(TASK DIRECTIONS):
Your reply should repeat all records verbatim and contain no images.

(DATASET ENTRIES):

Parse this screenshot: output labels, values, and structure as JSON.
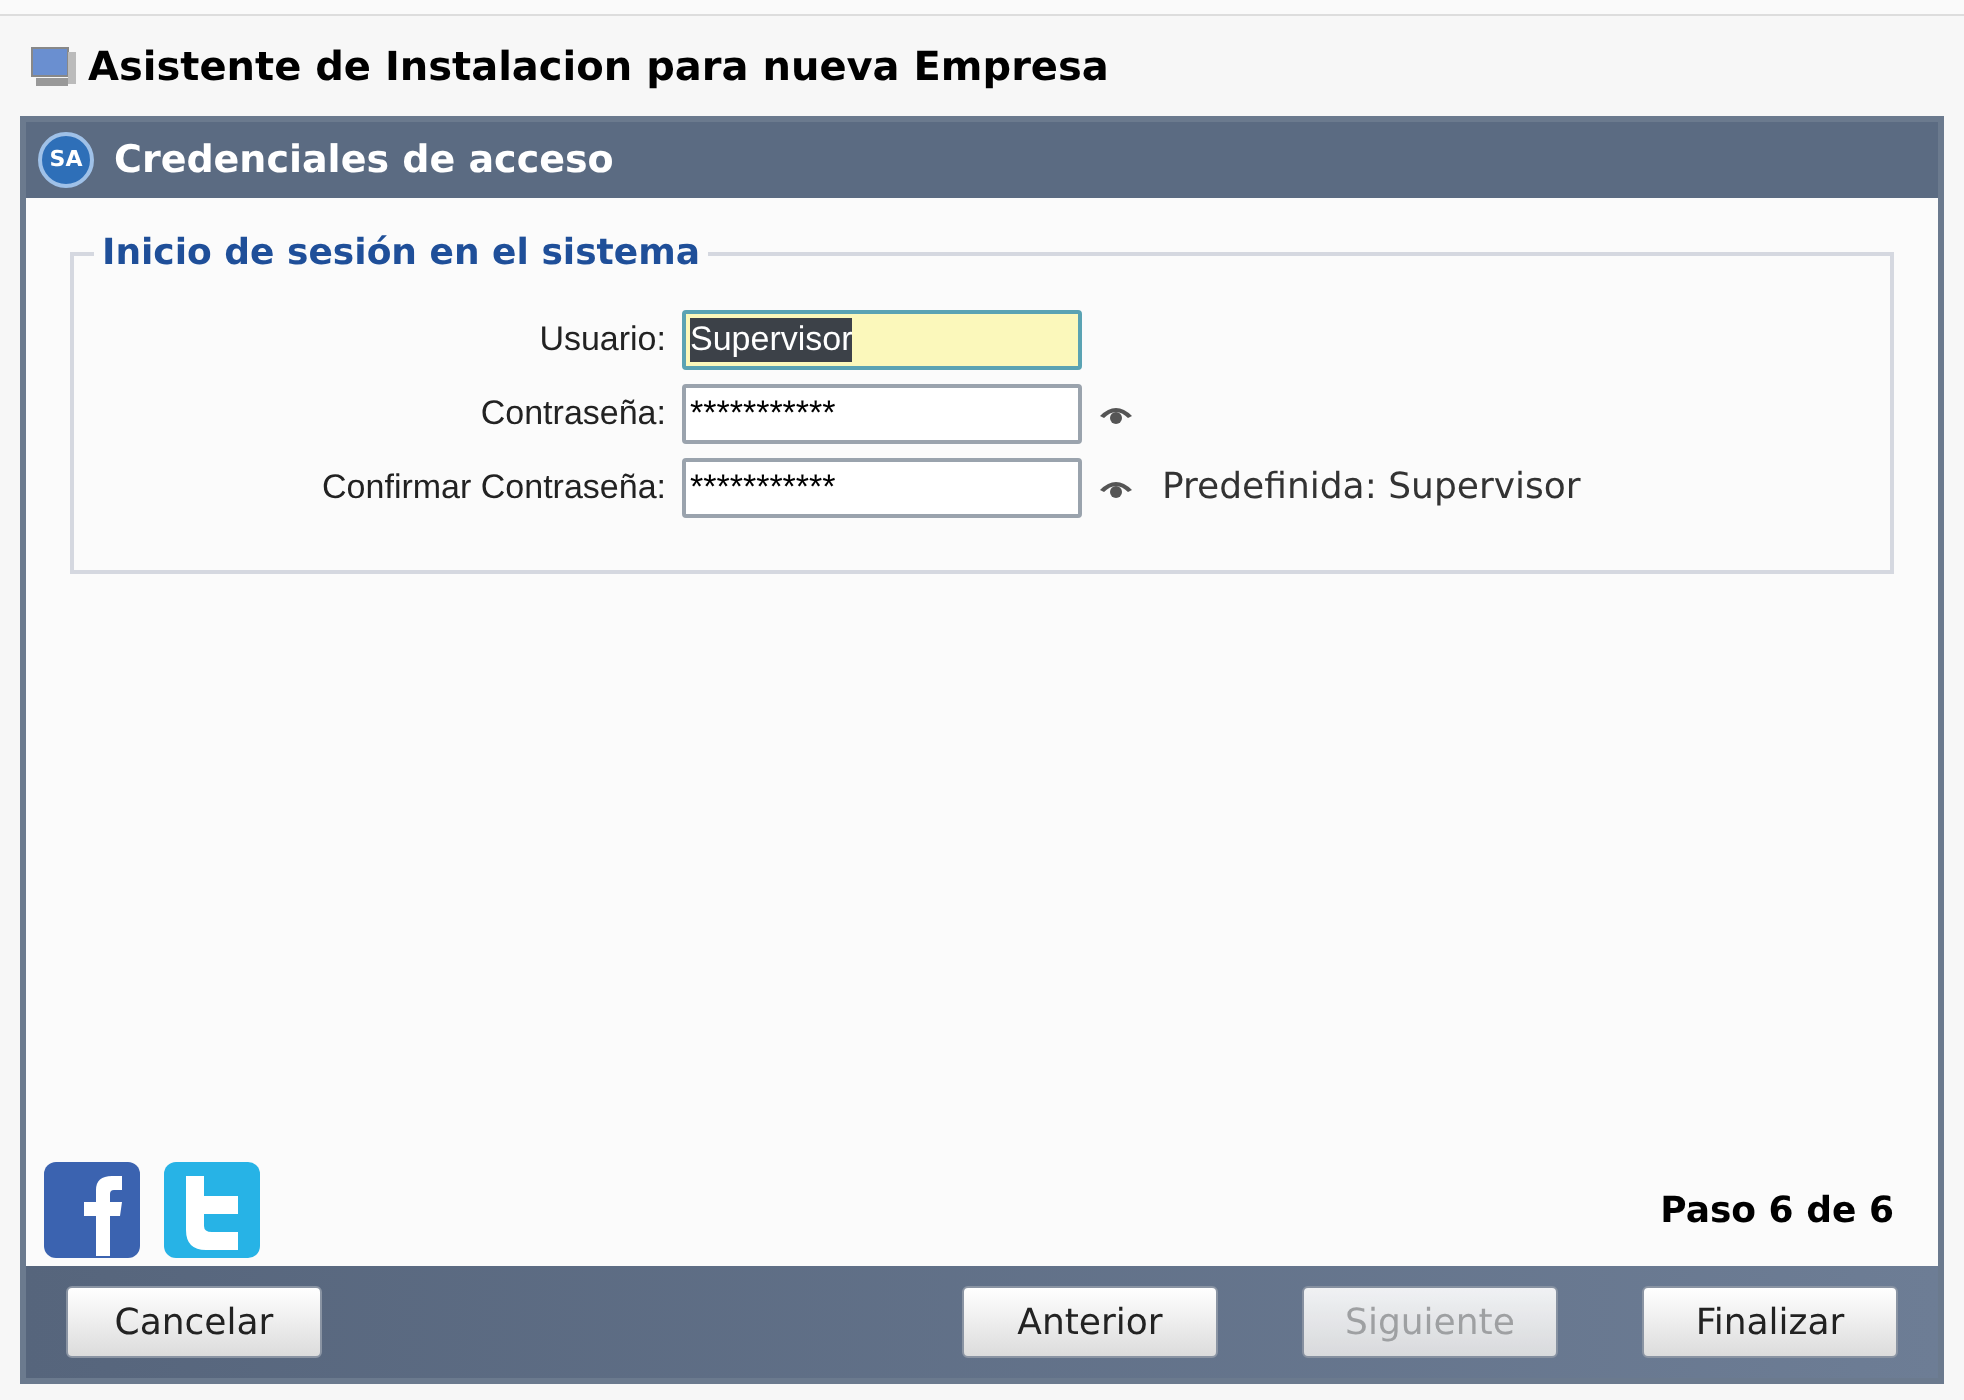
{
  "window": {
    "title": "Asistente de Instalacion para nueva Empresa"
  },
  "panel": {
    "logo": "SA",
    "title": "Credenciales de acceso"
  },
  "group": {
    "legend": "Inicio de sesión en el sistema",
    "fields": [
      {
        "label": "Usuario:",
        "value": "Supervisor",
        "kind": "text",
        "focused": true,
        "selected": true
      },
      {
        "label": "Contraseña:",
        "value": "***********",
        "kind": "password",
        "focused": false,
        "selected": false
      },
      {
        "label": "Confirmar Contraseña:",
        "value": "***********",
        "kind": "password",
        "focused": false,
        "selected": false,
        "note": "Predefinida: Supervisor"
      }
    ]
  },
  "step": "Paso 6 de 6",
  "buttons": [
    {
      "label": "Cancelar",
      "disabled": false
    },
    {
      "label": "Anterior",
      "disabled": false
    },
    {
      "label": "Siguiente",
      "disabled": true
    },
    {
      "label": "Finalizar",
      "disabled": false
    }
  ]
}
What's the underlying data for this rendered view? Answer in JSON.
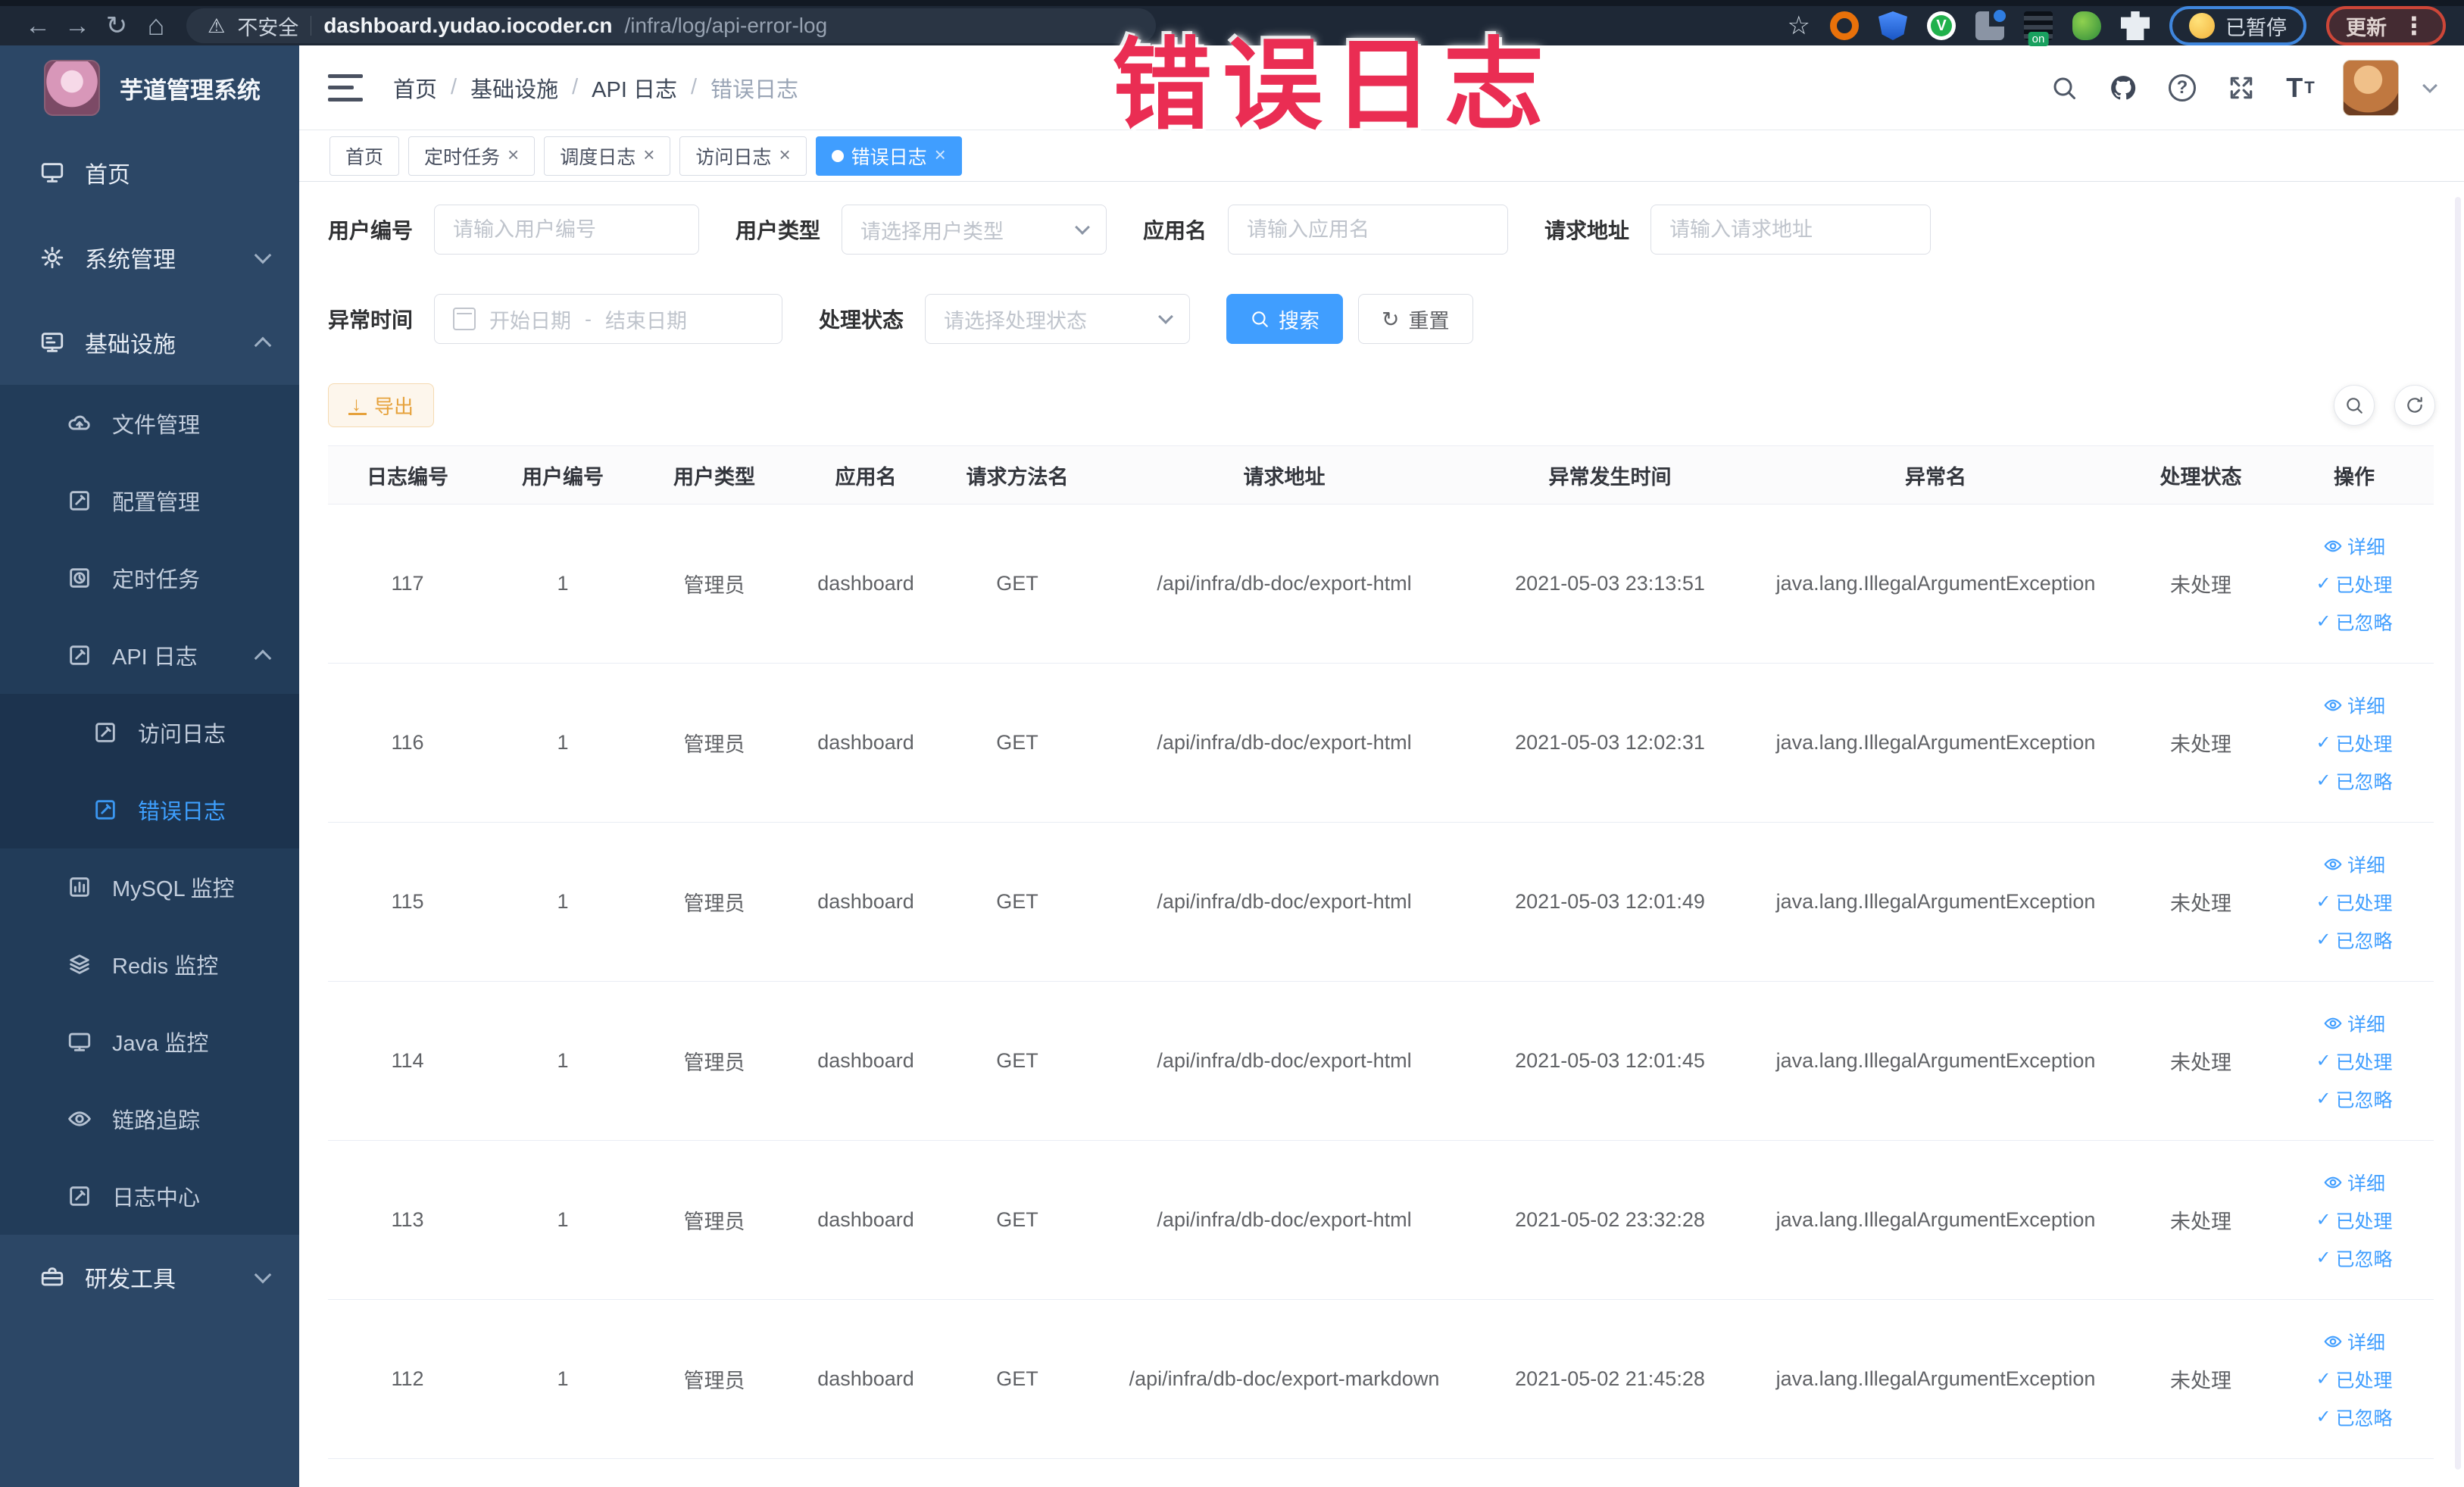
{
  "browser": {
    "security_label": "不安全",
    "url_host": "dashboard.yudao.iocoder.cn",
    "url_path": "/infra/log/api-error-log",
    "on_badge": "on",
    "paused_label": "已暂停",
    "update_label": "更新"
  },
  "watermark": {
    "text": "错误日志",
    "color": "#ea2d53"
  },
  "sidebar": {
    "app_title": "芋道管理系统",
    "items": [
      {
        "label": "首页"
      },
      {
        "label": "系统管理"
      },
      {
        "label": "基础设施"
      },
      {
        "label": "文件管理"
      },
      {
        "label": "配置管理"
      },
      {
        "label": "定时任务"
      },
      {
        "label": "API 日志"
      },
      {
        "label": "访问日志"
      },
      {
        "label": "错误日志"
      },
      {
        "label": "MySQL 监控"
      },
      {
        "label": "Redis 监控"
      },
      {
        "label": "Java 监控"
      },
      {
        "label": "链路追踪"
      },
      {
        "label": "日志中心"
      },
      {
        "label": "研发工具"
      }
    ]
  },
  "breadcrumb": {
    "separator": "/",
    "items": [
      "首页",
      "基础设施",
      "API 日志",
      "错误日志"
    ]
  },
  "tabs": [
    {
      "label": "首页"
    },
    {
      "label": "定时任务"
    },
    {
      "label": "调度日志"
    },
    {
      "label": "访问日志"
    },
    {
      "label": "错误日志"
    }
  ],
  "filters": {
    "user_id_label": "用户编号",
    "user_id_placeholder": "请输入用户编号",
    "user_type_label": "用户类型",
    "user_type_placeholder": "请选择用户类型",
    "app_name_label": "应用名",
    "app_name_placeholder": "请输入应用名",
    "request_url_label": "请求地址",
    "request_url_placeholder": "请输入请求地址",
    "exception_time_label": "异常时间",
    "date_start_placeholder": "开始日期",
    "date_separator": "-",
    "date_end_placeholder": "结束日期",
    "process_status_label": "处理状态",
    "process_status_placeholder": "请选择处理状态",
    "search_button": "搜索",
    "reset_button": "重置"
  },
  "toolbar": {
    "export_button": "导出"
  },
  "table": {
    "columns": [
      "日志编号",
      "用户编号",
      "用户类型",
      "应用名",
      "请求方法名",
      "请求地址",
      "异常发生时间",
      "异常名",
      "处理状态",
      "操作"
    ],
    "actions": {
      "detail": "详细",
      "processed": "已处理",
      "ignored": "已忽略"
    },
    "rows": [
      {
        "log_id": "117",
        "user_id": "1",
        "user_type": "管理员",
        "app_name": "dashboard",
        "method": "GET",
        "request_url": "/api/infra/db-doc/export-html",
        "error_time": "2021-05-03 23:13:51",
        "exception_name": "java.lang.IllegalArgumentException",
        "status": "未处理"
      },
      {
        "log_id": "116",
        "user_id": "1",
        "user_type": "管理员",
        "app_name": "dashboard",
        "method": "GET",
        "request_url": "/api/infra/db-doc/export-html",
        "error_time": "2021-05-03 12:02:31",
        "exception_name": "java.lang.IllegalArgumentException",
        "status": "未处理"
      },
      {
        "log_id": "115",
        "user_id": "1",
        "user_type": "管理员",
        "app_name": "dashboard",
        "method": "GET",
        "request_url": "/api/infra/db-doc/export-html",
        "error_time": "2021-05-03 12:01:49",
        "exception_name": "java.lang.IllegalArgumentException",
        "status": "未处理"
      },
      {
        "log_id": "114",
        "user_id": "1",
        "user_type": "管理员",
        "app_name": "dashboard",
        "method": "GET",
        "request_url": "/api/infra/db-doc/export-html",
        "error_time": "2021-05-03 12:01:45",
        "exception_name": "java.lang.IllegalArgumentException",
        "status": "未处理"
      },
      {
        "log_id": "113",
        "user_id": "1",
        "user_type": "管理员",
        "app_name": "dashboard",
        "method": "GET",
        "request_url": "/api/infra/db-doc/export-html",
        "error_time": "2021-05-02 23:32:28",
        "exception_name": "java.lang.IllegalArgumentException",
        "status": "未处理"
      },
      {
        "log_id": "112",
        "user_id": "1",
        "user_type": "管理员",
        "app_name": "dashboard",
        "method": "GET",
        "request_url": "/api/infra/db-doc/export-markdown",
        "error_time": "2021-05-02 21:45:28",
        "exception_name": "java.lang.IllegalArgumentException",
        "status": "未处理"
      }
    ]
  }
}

(YOUR RESPONSE):
Parse this screenshot: output labels, values, and structure as JSON.
{
  "window": {
    "title": "Asistente de Instalacion para nueva Empresa"
  },
  "panel": {
    "logo": "SA",
    "title": "Credenciales de acceso"
  },
  "group": {
    "legend": "Inicio de sesión en el sistema",
    "fields": [
      {
        "label": "Usuario:",
        "value": "Supervisor",
        "kind": "text",
        "focused": true,
        "selected": true
      },
      {
        "label": "Contraseña:",
        "value": "***********",
        "kind": "password",
        "focused": false,
        "selected": false
      },
      {
        "label": "Confirmar Contraseña:",
        "value": "***********",
        "kind": "password",
        "focused": false,
        "selected": false,
        "note": "Predefinida: Supervisor"
      }
    ]
  },
  "step": "Paso 6 de 6",
  "buttons": [
    {
      "label": "Cancelar",
      "disabled": false
    },
    {
      "label": "Anterior",
      "disabled": false
    },
    {
      "label": "Siguiente",
      "disabled": true
    },
    {
      "label": "Finalizar",
      "disabled": false
    }
  ]
}
What's the underlying data for this rendered view? Answer in JSON.
{
  "browser": {
    "security_label": "不安全",
    "url_host": "dashboard.yudao.iocoder.cn",
    "url_path": "/infra/log/api-error-log",
    "on_badge": "on",
    "paused_label": "已暂停",
    "update_label": "更新"
  },
  "watermark": {
    "text": "错误日志",
    "color": "#ea2d53"
  },
  "sidebar": {
    "app_title": "芋道管理系统",
    "items": [
      {
        "label": "首页"
      },
      {
        "label": "系统管理"
      },
      {
        "label": "基础设施"
      },
      {
        "label": "文件管理"
      },
      {
        "label": "配置管理"
      },
      {
        "label": "定时任务"
      },
      {
        "label": "API 日志"
      },
      {
        "label": "访问日志"
      },
      {
        "label": "错误日志"
      },
      {
        "label": "MySQL 监控"
      },
      {
        "label": "Redis 监控"
      },
      {
        "label": "Java 监控"
      },
      {
        "label": "链路追踪"
      },
      {
        "label": "日志中心"
      },
      {
        "label": "研发工具"
      }
    ]
  },
  "breadcrumb": {
    "separator": "/",
    "items": [
      "首页",
      "基础设施",
      "API 日志",
      "错误日志"
    ]
  },
  "tabs": [
    {
      "label": "首页"
    },
    {
      "label": "定时任务"
    },
    {
      "label": "调度日志"
    },
    {
      "label": "访问日志"
    },
    {
      "label": "错误日志"
    }
  ],
  "filters": {
    "user_id_label": "用户编号",
    "user_id_placeholder": "请输入用户编号",
    "user_type_label": "用户类型",
    "user_type_placeholder": "请选择用户类型",
    "app_name_label": "应用名",
    "app_name_placeholder": "请输入应用名",
    "request_url_label": "请求地址",
    "request_url_placeholder": "请输入请求地址",
    "exception_time_label": "异常时间",
    "date_start_placeholder": "开始日期",
    "date_separator": "-",
    "date_end_placeholder": "结束日期",
    "process_status_label": "处理状态",
    "process_status_placeholder": "请选择处理状态",
    "search_button": "搜索",
    "reset_button": "重置"
  },
  "toolbar": {
    "export_button": "导出"
  },
  "table": {
    "columns": [
      "日志编号",
      "用户编号",
      "用户类型",
      "应用名",
      "请求方法名",
      "请求地址",
      "异常发生时间",
      "异常名",
      "处理状态",
      "操作"
    ],
    "actions": {
      "detail": "详细",
      "processed": "已处理",
      "ignored": "已忽略"
    },
    "rows": [
      {
        "log_id": "117",
        "user_id": "1",
        "user_type": "管理员",
        "app_name": "dashboard",
        "method": "GET",
        "request_url": "/api/infra/db-doc/export-html",
        "error_time": "2021-05-03 23:13:51",
        "exception_name": "java.lang.IllegalArgumentException",
        "status": "未处理"
      },
      {
        "log_id": "116",
        "user_id": "1",
        "user_type": "管理员",
        "app_name": "dashboard",
        "method": "GET",
        "request_url": "/api/infra/db-doc/export-html",
        "error_time": "2021-05-03 12:02:31",
        "exception_name": "java.lang.IllegalArgumentException",
        "status": "未处理"
      },
      {
        "log_id": "115",
        "user_id": "1",
        "user_type": "管理员",
        "app_name": "dashboard",
        "method": "GET",
        "request_url": "/api/infra/db-doc/export-html",
        "error_time": "2021-05-03 12:01:49",
        "exception_name": "java.lang.IllegalArgumentException",
        "status": "未处理"
      },
      {
        "log_id": "114",
        "user_id": "1",
        "user_type": "管理员",
        "app_name": "dashboard",
        "method": "GET",
        "request_url": "/api/infra/db-doc/export-html",
        "error_time": "2021-05-03 12:01:45",
        "exception_name": "java.lang.IllegalArgumentException",
        "status": "未处理"
      },
      {
        "log_id": "113",
        "user_id": "1",
        "user_type": "管理员",
        "app_name": "dashboard",
        "method": "GET",
        "request_url": "/api/infra/db-doc/export-html",
        "error_time": "2021-05-02 23:32:28",
        "exception_name": "java.lang.IllegalArgumentException",
        "status": "未处理"
      },
      {
        "log_id": "112",
        "user_id": "1",
        "user_type": "管理员",
        "app_name": "dashboard",
        "method": "GET",
        "request_url": "/api/infra/db-doc/export-markdown",
        "error_time": "2021-05-02 21:45:28",
        "exception_name": "java.lang.IllegalArgumentException",
        "status": "未处理"
      }
    ]
  }
}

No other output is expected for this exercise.